Well - where do you start! Macbeth asks lots of huge, huge questions, which I haven't got space to outline in depth. So I'll give you the brief versions...

1) Freewill versus fate. Who is controlling events? Do the witches actually manipulate Macbeth towards Duncan's murder using magic (we know they cast some sort of spell when they say "Peace! The charm's wound up") - or do they simply push Macbeth a little further down a road which he was already on all by himself? How are we to read the "air-drawn dagger" which appears before Macbeth - or Banquo's ghost? Do the witches actually control or influence Macbeth? Does man really have free will?

2) Power. Many recent productions draw comparisons between Macbeth and Stalin (or Nixon) - and it is true that Macbeth's ruthlessness when he gains the throne is reminiscient of historical rises to power, particularly by tyrants and fascist dictators. Look at the measures he takes - before and after. Look at the importance of an heir (or, rather, the lack of an heir!).

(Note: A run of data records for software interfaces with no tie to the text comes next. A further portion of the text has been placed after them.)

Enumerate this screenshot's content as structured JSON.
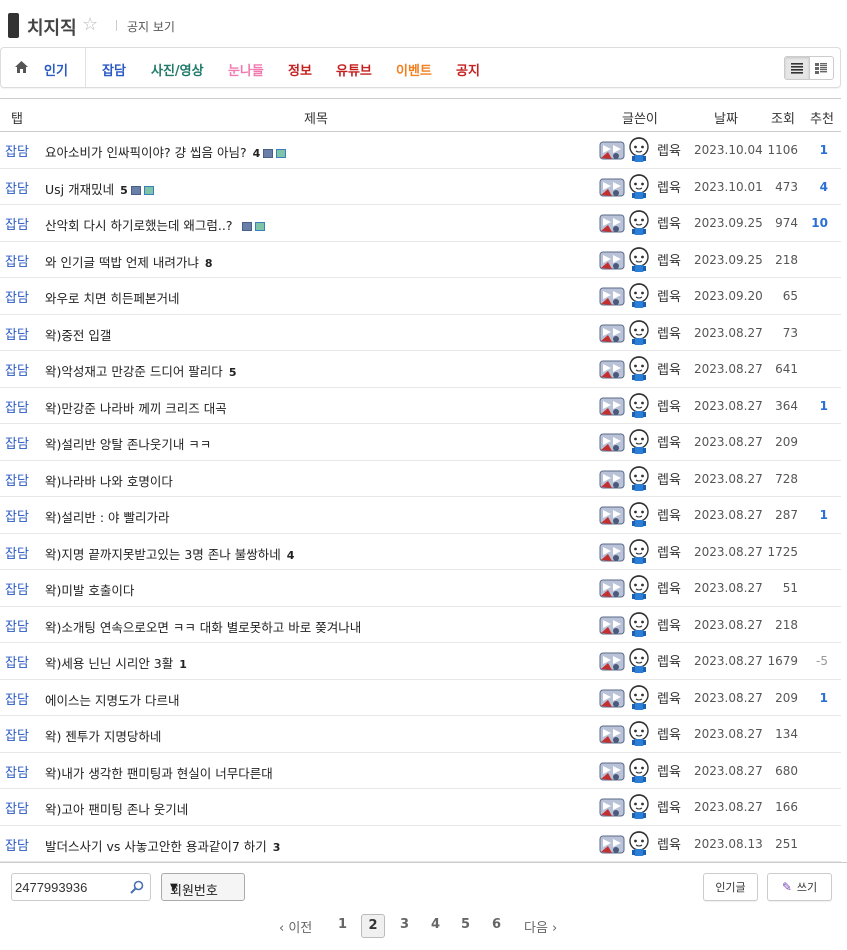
{
  "header": {
    "title": "치지직",
    "notice_link": "공지 보기"
  },
  "tabs": [
    {
      "label": "인기",
      "color": "#2a5ac2",
      "left": 0
    },
    {
      "label": "잡담",
      "color": "#2a5ac2"
    },
    {
      "label": "사진/영상",
      "color": "#1f7a6a"
    },
    {
      "label": "눈나들",
      "color": "#f07ab0"
    },
    {
      "label": "정보",
      "color": "#c42020"
    },
    {
      "label": "유튜브",
      "color": "#c42020"
    },
    {
      "label": "이벤트",
      "color": "#f08020"
    },
    {
      "label": "공지",
      "color": "#c42020"
    }
  ],
  "table_header": {
    "tab": "탭",
    "subject": "제목",
    "writer": "글쓴이",
    "date": "날짜",
    "views": "조회",
    "recommend": "추천"
  },
  "rows": [
    {
      "category": "잡담",
      "subject": "요아소비가 인싸픽이야? 걍 씹음 아님?",
      "comments": "4",
      "icons": [
        "disk",
        "pic"
      ],
      "writer": "렙육",
      "date": "2023.10.04",
      "views": "1106",
      "recommend": "1"
    },
    {
      "category": "잡담",
      "subject": "Usj 개재밌네",
      "comments": "5",
      "icons": [
        "disk",
        "pic"
      ],
      "writer": "렙육",
      "date": "2023.10.01",
      "views": "473",
      "recommend": "4"
    },
    {
      "category": "잡담",
      "subject": "산악회 다시 하기로했는데 왜그럼..?",
      "comments": "",
      "icons": [
        "disk",
        "pic"
      ],
      "writer": "렙육",
      "date": "2023.09.25",
      "views": "974",
      "recommend": "10"
    },
    {
      "category": "잡담",
      "subject": "와 인기글 떡밥 언제 내려가냐",
      "comments": "8",
      "icons": [],
      "writer": "렙육",
      "date": "2023.09.25",
      "views": "218",
      "recommend": ""
    },
    {
      "category": "잡담",
      "subject": "와우로 치면 히든페본거네",
      "comments": "",
      "icons": [],
      "writer": "렙육",
      "date": "2023.09.20",
      "views": "65",
      "recommend": ""
    },
    {
      "category": "잡담",
      "subject": "왁)중전 입갤",
      "comments": "",
      "icons": [],
      "writer": "렙육",
      "date": "2023.08.27",
      "views": "73",
      "recommend": ""
    },
    {
      "category": "잡담",
      "subject": "왁)악성재고 만강준 드디어 팔리다",
      "comments": "5",
      "icons": [],
      "writer": "렙육",
      "date": "2023.08.27",
      "views": "641",
      "recommend": ""
    },
    {
      "category": "잡담",
      "subject": "왁)만강준 나라바 께끼 크리즈 대곡",
      "comments": "",
      "icons": [],
      "writer": "렙육",
      "date": "2023.08.27",
      "views": "364",
      "recommend": "1"
    },
    {
      "category": "잡담",
      "subject": "왁)설리반 앙탈 존나웃기내 ㅋㅋ",
      "comments": "",
      "icons": [],
      "writer": "렙육",
      "date": "2023.08.27",
      "views": "209",
      "recommend": ""
    },
    {
      "category": "잡담",
      "subject": "왁)나라바 나와 호명이다",
      "comments": "",
      "icons": [],
      "writer": "렙육",
      "date": "2023.08.27",
      "views": "728",
      "recommend": ""
    },
    {
      "category": "잡담",
      "subject": "왁)설리반 : 야 빨리가라",
      "comments": "",
      "icons": [],
      "writer": "렙육",
      "date": "2023.08.27",
      "views": "287",
      "recommend": "1"
    },
    {
      "category": "잡담",
      "subject": "왁)지명 끝까지못받고있는 3명 존나 불쌍하네",
      "comments": "4",
      "icons": [],
      "writer": "렙육",
      "date": "2023.08.27",
      "views": "1725",
      "recommend": ""
    },
    {
      "category": "잡담",
      "subject": "왁)미발 호출이다",
      "comments": "",
      "icons": [],
      "writer": "렙육",
      "date": "2023.08.27",
      "views": "51",
      "recommend": ""
    },
    {
      "category": "잡담",
      "subject": "왁)소개팅 연속으로오면 ㅋㅋ 대화 별로못하고 바로 쫒겨나내",
      "comments": "",
      "icons": [],
      "writer": "렙육",
      "date": "2023.08.27",
      "views": "218",
      "recommend": ""
    },
    {
      "category": "잡담",
      "subject": "왁)세용 닌닌 시리안 3활",
      "comments": "1",
      "icons": [],
      "writer": "렙육",
      "date": "2023.08.27",
      "views": "1679",
      "recommend": "-5"
    },
    {
      "category": "잡담",
      "subject": "에이스는 지명도가 다르내",
      "comments": "",
      "icons": [],
      "writer": "렙육",
      "date": "2023.08.27",
      "views": "209",
      "recommend": "1"
    },
    {
      "category": "잡담",
      "subject": "왁) 젠투가 지명당하네",
      "comments": "",
      "icons": [],
      "writer": "렙육",
      "date": "2023.08.27",
      "views": "134",
      "recommend": ""
    },
    {
      "category": "잡담",
      "subject": "왁)내가 생각한 팬미팅과 현실이 너무다른대",
      "comments": "",
      "icons": [],
      "writer": "렙육",
      "date": "2023.08.27",
      "views": "680",
      "recommend": ""
    },
    {
      "category": "잡담",
      "subject": "왁)고아 팬미팅 존나 웃기네",
      "comments": "",
      "icons": [],
      "writer": "렙육",
      "date": "2023.08.27",
      "views": "166",
      "recommend": ""
    },
    {
      "category": "잡담",
      "subject": "발더스사기 vs 사놓고안한 용과같이7 하기",
      "comments": "3",
      "icons": [],
      "writer": "렙육",
      "date": "2023.08.13",
      "views": "251",
      "recommend": ""
    }
  ],
  "search": {
    "value": "2477993936",
    "select_value": "회원번호"
  },
  "buttons": {
    "popular": "인기글",
    "write": "쓰기"
  },
  "pagination": {
    "prev": "‹ 이전",
    "next": "다음 ›",
    "pages": [
      "1",
      "2",
      "3",
      "4",
      "5",
      "6"
    ],
    "current": "2"
  }
}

3) The dynamics of a marriage. This is probably what you mean about "human relationships". Lady Macbeth longs for her husband to be king and Thane of Cawdor: and the two seem, initially, to have a hugely close, loving relationship. The play charts her breakdown into madness as their relationship falls apart.

And these three are only the first of many - hope it helps!